One important thing to note with this approach is that the end result of the simulations will end up approximating the inputs it is fed! For example, given that Mike Trout’s batting average this past season was .307, we would expect to see, over many seasons of simulations, his long-run simulated average to also be .307.

That’s all okay though - what we are really looking to see is how much more extreme the predictions of Mike Trout’s batting average are when computed over an 82 game window, versus a 162 game window.

## Results

## The Players

With the exciting news that it is indeed possible to hit .400, albeit not very likely, over the course of a half season, I wanted to check out the numbers and see who exactly is predicted to top that mark, and at what rate they might be expected to do it.

Surely enough, the rank-order of this list precisely matches our input data of batting averages, led by Tim Anderson, who hit .335 in the 2019 season. It is heavily driven by the top six batters, who have somewhere between a 0.32% and 1.43% chance of hitting .400 in a given shortened season, according to our simulations.

Given that the performance of each player is more or less independent, we are free to combine the likelihoods of individual players reaching .400 to get the likelihood that any single player across baseball might reach .400. After doing so, we end up with a **6.02% chance** that *a* batter will hit .400 in a shortened season!
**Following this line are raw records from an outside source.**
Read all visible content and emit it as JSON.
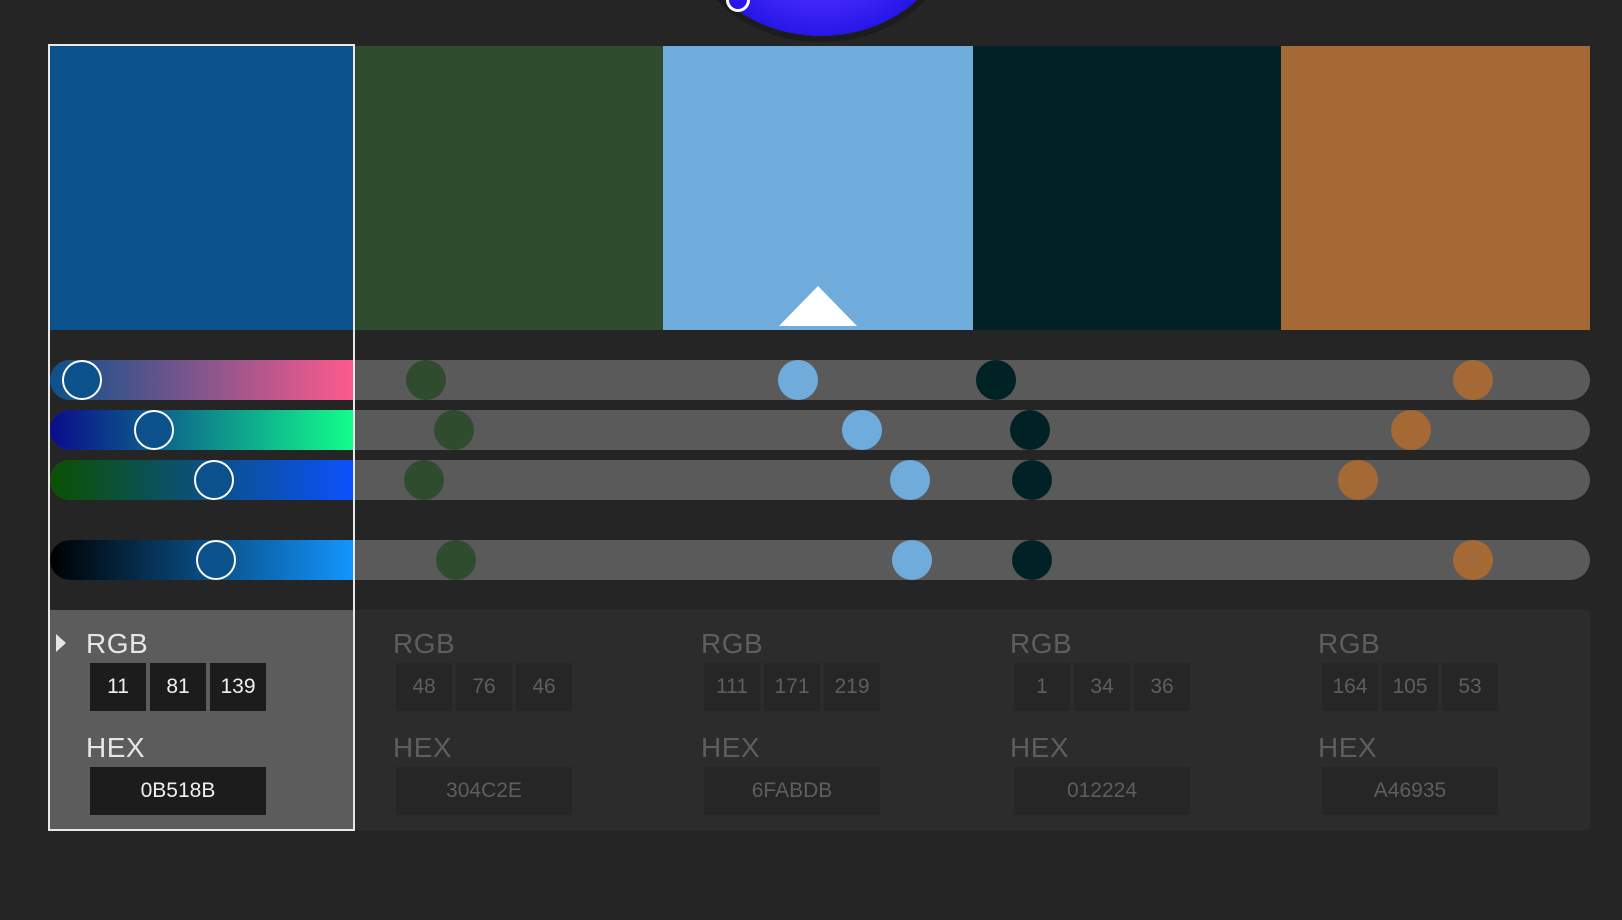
{
  "swatches": [
    {
      "color": "#0B518B",
      "rgb": [
        "11",
        "81",
        "139"
      ],
      "hex": "0B518B"
    },
    {
      "color": "#304C2E",
      "rgb": [
        "48",
        "76",
        "46"
      ],
      "hex": "304C2E"
    },
    {
      "color": "#6FABDB",
      "rgb": [
        "111",
        "171",
        "219"
      ],
      "hex": "6FABDB"
    },
    {
      "color": "#012224",
      "rgb": [
        "1",
        "34",
        "36"
      ],
      "hex": "012224"
    },
    {
      "color": "#A46935",
      "rgb": [
        "164",
        "105",
        "53"
      ],
      "hex": "A46935"
    }
  ],
  "labels": {
    "rgb": "RGB",
    "hex": "HEX"
  },
  "active_index": 0,
  "base_swatch_index": 2,
  "sliders": [
    {
      "name": "slider-1",
      "gradient": [
        "#0B518B",
        "#FF5A8C"
      ]
    },
    {
      "name": "slider-2",
      "gradient": [
        "#0B0B8C",
        "#12FF8C"
      ]
    },
    {
      "name": "slider-3",
      "gradient": [
        "#0B5100",
        "#0B51FF"
      ]
    },
    {
      "name": "slider-brightness",
      "gradient": [
        "#000000",
        "#1396FF"
      ]
    }
  ],
  "icons": {
    "expander": "triangle-right-icon",
    "base": "base-color-triangle-icon",
    "wheel": "color-wheel"
  }
}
It wouldn’t be quite the same as Ted William’s 1941 season, the last to reach .400 and where he hit .406, but it would be unbelievably fun to watch. Let’s hope we get baseball back soon to see if it happens!